> _Task statement_: In the data below, find each line containing the string "timestamp" and return it.

====

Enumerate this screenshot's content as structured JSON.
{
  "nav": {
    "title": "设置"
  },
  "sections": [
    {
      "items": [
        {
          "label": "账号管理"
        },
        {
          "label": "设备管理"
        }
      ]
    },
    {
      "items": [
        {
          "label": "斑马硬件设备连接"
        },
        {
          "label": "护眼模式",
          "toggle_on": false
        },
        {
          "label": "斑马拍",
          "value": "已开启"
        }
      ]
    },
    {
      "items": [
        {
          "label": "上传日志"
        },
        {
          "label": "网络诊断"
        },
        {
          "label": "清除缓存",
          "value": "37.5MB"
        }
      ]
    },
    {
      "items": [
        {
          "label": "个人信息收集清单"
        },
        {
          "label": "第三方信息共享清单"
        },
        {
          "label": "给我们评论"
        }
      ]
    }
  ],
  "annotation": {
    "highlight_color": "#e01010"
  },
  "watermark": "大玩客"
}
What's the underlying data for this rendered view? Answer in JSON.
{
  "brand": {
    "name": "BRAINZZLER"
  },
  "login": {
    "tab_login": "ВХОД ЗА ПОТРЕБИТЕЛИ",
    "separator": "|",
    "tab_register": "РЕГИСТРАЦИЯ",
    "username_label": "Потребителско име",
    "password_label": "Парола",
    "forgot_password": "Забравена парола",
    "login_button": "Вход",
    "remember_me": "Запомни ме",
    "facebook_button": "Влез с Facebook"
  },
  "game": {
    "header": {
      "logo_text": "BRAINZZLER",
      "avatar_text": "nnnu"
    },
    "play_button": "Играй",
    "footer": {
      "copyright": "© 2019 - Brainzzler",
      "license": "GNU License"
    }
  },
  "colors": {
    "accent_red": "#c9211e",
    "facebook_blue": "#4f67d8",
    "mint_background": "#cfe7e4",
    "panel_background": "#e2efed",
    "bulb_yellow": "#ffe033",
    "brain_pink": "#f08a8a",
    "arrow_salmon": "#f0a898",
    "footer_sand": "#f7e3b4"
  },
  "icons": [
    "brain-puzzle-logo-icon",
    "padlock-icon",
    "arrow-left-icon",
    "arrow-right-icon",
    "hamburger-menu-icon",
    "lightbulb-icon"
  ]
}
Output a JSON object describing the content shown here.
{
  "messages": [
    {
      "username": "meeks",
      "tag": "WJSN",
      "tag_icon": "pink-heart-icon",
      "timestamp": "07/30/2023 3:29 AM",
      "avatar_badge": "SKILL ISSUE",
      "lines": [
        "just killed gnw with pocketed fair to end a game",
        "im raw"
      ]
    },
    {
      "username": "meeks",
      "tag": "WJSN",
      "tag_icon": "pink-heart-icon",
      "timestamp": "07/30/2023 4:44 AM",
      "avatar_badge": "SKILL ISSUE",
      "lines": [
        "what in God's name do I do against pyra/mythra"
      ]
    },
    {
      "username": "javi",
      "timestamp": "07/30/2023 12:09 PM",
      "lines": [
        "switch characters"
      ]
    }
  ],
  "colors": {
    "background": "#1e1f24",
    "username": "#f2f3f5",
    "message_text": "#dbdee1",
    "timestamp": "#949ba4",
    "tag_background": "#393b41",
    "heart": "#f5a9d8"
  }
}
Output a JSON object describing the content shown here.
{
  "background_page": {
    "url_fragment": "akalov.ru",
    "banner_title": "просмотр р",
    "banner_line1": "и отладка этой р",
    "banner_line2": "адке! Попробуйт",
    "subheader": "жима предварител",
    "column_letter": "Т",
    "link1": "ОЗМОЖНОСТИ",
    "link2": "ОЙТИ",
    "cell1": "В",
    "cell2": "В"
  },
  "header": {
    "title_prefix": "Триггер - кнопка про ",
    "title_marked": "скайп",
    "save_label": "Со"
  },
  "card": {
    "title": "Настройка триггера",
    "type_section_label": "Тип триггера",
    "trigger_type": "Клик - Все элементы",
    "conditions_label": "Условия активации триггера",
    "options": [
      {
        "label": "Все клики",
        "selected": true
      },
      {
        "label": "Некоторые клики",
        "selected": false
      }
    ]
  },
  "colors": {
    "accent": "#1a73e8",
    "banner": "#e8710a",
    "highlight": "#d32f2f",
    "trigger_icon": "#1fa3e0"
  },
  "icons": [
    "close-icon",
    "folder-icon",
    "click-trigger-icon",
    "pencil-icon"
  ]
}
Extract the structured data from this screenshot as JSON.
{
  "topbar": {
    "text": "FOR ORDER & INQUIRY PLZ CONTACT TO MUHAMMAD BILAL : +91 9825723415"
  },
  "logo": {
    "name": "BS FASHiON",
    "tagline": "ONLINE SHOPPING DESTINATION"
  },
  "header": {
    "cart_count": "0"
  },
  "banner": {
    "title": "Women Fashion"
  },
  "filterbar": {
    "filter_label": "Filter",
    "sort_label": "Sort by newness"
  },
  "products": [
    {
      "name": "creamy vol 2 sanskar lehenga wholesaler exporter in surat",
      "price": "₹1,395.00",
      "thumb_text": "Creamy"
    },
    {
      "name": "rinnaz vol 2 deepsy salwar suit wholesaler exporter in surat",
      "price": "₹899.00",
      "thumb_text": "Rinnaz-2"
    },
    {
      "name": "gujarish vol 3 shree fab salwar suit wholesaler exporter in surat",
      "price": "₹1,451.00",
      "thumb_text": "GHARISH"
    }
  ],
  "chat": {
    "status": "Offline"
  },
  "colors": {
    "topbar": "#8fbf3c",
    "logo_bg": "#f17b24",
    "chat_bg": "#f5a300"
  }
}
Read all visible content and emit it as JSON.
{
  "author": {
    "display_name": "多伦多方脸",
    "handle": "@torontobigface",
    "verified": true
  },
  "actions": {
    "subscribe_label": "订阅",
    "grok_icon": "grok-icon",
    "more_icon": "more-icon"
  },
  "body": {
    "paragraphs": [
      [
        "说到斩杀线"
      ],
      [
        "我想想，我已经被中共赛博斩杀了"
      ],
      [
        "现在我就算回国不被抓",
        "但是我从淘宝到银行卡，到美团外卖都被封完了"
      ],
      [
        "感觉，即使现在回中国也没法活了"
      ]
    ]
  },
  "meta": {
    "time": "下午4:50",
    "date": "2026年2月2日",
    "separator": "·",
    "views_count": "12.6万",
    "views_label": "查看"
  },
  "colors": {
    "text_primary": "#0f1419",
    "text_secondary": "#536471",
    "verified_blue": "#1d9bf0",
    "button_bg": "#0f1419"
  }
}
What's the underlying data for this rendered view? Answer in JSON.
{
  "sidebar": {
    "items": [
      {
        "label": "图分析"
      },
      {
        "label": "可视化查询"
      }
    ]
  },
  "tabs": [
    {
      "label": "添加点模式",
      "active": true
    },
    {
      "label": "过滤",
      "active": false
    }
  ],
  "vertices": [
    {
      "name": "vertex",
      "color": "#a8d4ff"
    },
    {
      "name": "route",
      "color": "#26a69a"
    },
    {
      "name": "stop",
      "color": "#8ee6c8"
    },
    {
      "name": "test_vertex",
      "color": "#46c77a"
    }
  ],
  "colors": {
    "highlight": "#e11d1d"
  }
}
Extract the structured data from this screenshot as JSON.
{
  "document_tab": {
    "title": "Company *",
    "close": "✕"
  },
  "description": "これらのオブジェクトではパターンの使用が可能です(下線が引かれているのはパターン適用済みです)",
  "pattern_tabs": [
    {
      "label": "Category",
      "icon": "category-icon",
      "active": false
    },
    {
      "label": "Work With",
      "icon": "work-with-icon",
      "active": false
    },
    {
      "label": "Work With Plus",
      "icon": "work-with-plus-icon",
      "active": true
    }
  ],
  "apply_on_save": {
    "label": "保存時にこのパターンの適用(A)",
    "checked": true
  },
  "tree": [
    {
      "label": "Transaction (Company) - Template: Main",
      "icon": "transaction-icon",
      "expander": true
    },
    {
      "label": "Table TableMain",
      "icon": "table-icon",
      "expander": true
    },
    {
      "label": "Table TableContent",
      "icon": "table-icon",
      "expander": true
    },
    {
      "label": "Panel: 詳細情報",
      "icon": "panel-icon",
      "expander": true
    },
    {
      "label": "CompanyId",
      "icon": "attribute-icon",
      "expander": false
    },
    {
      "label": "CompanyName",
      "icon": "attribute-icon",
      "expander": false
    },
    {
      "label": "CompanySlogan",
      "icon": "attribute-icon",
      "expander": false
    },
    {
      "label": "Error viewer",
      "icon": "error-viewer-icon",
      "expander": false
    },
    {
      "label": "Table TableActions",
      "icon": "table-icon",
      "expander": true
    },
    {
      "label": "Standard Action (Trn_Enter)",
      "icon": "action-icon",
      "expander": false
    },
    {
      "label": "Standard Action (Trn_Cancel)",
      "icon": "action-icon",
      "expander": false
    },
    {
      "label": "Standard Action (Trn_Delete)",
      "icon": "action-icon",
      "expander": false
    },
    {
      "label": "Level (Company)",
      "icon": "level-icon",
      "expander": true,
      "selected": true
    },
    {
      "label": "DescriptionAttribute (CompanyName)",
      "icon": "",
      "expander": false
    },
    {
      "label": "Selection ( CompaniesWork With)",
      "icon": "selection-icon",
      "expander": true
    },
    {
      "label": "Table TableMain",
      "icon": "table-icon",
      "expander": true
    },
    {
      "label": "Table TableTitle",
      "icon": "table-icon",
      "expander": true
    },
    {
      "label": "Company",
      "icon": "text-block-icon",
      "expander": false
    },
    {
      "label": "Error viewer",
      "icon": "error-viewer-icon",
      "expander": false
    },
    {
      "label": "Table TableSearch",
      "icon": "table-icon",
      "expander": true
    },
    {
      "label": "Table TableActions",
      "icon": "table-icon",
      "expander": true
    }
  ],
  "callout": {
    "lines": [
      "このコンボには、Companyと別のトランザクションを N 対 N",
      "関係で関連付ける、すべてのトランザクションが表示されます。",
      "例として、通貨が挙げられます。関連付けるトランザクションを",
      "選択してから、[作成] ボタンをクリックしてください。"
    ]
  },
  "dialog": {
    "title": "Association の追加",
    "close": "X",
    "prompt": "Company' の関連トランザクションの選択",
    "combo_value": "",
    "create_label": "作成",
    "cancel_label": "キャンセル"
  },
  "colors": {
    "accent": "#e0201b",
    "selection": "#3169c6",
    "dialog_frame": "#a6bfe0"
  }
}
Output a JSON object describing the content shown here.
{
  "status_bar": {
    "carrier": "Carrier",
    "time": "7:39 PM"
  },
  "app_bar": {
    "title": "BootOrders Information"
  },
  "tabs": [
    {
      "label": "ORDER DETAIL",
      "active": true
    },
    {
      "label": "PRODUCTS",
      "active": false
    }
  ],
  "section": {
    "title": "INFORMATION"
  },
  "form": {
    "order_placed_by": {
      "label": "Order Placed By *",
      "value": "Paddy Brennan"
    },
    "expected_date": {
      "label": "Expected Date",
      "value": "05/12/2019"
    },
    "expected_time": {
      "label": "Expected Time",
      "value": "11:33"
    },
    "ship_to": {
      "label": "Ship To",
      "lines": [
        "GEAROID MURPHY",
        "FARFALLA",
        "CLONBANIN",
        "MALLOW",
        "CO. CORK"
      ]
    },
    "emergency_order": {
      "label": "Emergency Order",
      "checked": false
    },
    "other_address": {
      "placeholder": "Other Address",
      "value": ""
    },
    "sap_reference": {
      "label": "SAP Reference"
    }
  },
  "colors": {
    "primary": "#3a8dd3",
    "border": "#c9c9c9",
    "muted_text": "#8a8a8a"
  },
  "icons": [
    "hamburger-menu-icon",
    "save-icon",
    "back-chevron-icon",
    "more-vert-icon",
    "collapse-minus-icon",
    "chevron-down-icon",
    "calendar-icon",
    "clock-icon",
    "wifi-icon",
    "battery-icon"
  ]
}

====

> _Answer section_:
      "timestamp": "07/30/2023 3:29 AM",
      "timestamp": "07/30/2023 4:44 AM",
      "timestamp": "07/30/2023 12:09 PM",
    "timestamp": "#949ba4",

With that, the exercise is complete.